SFPD’s blanket exclusion of pursuits is just an invitation to 852 crews that there are no consequences to fleeing. At a minimum, SFPD must allow officers to pursue these vehicles sporadically to at least keep the 852 crews guessing. Replace the SFPD supervisors’ fear with an algorithm to determine when SFPD can chase an 852 crew. Or, purchase a helicopter to follow the fleeing 852 crews from the sky. (There’s no way a third SFPD helicopter will crash.[vi]) But try something!
[i] Because the break-in crew used “force” to complete the theft, SFPD characterized this as a robbery and not a vanilla auto break-in.

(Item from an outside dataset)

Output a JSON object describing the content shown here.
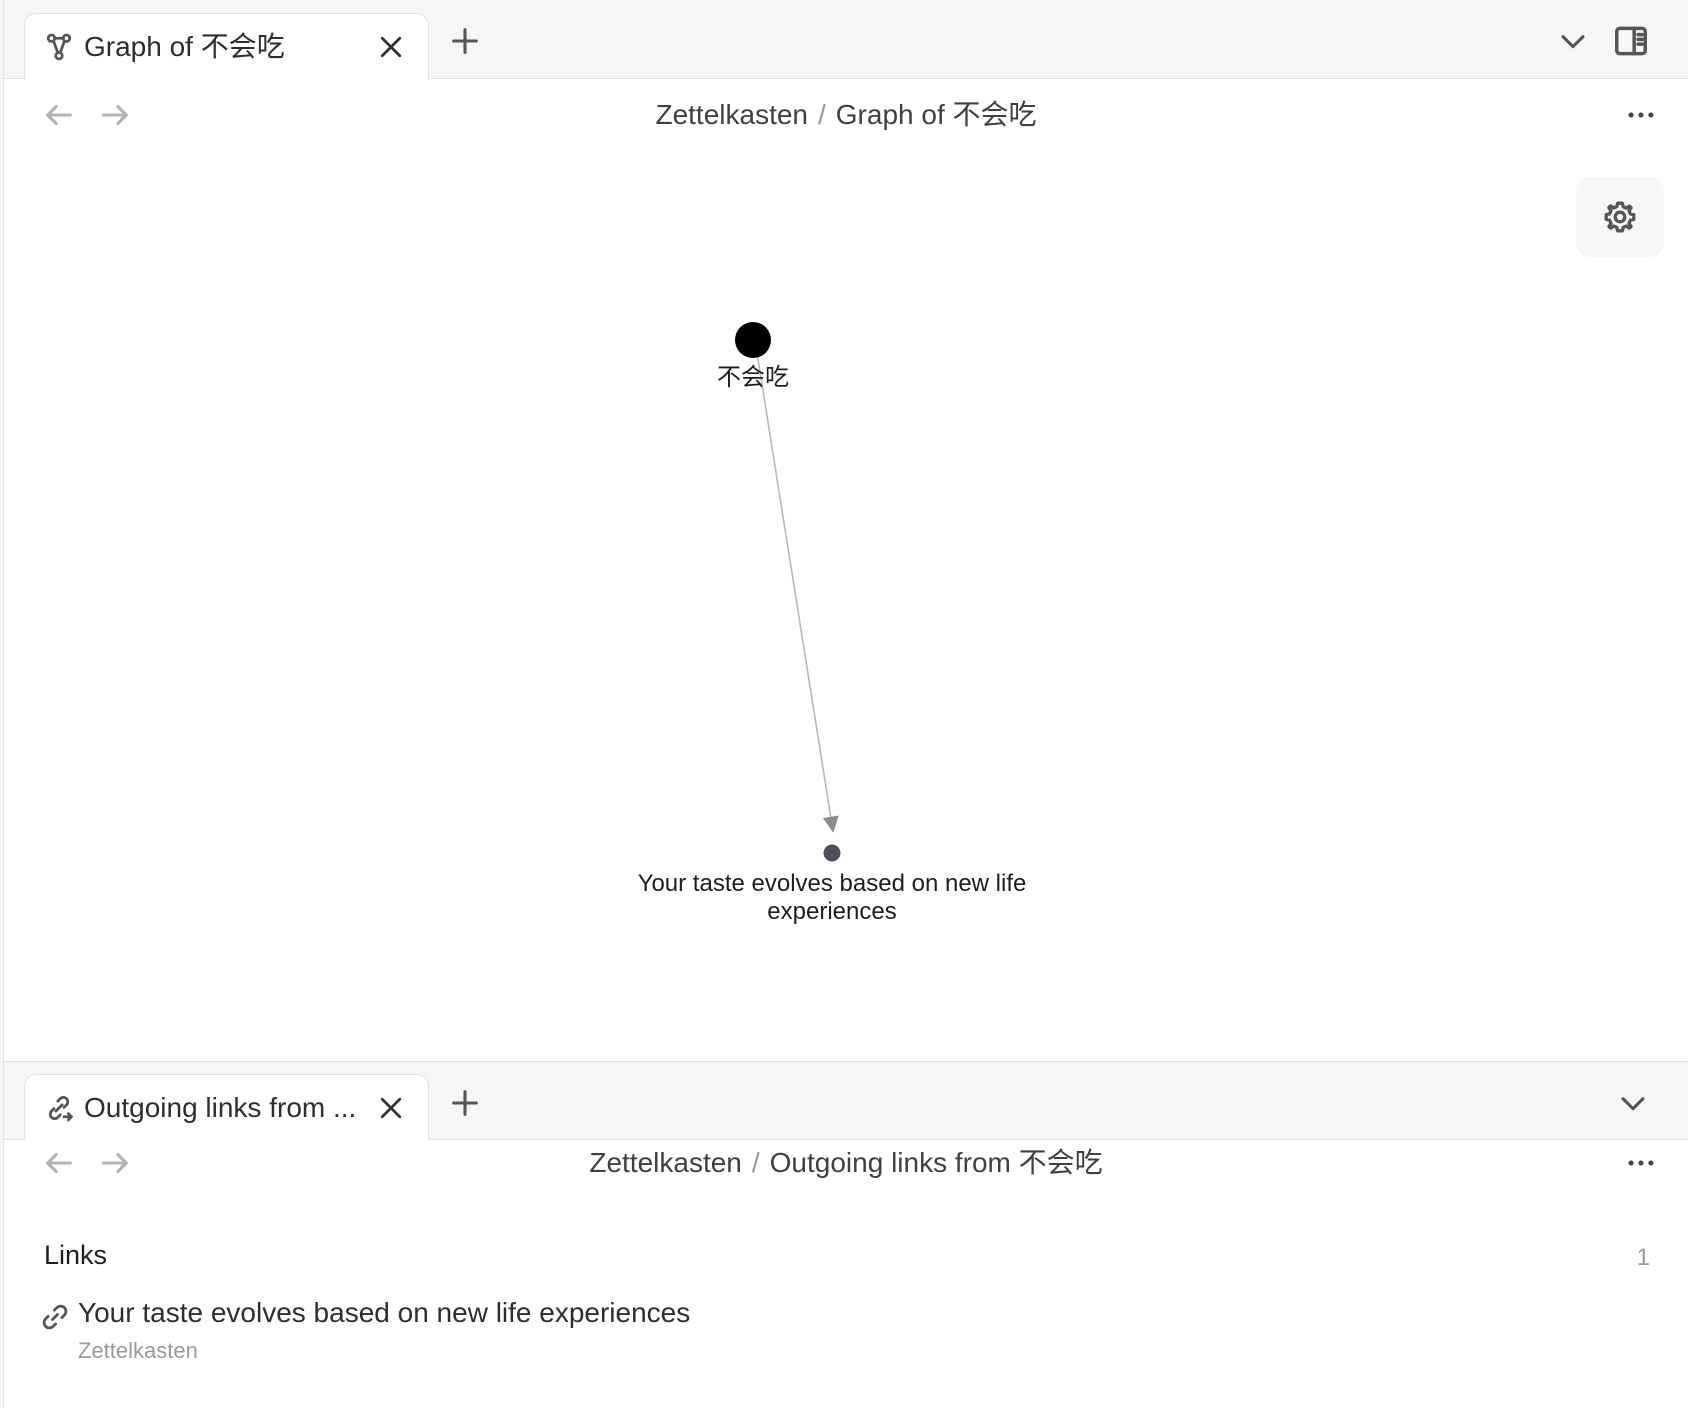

[ii] From SFPD Compstat. With auto break-ins climbing in 2017, Mayor Ed Lee directed all citizens’ auto break-in calls, that weren’t immediately in progress, to be handled by 3-1-1. At the 3-1-1 number, victims were advised to make a report online. This head-in-the-sand approach had the effect of removing SFPD from the equation and creating a technological hurdle (yet another password) for the victims to negotiate, which discouraged them from reporting the break-in, which reduced the “reported” auto break-ins.
Auto break-ins compose approximately 50% of the reported annual property crimes in San Francisco. SFPD’s removal from the process created a soundbite boom for the Chesa Boudin’s and Dean Preston’s to mislead the public that SFPD has a low rate of solving crimes. Yet, SFPD was not even privy to these crimes, which is like blaming your spouse for returning home with empty grocery bags because the family credit card was compromised and rejected by the store.
[iii] SFPD Incident #: 230.203.393
[iv] SFPD Incident #’s: 210.627.581 & 210.627.713
[v] Oakland case #: 21-014732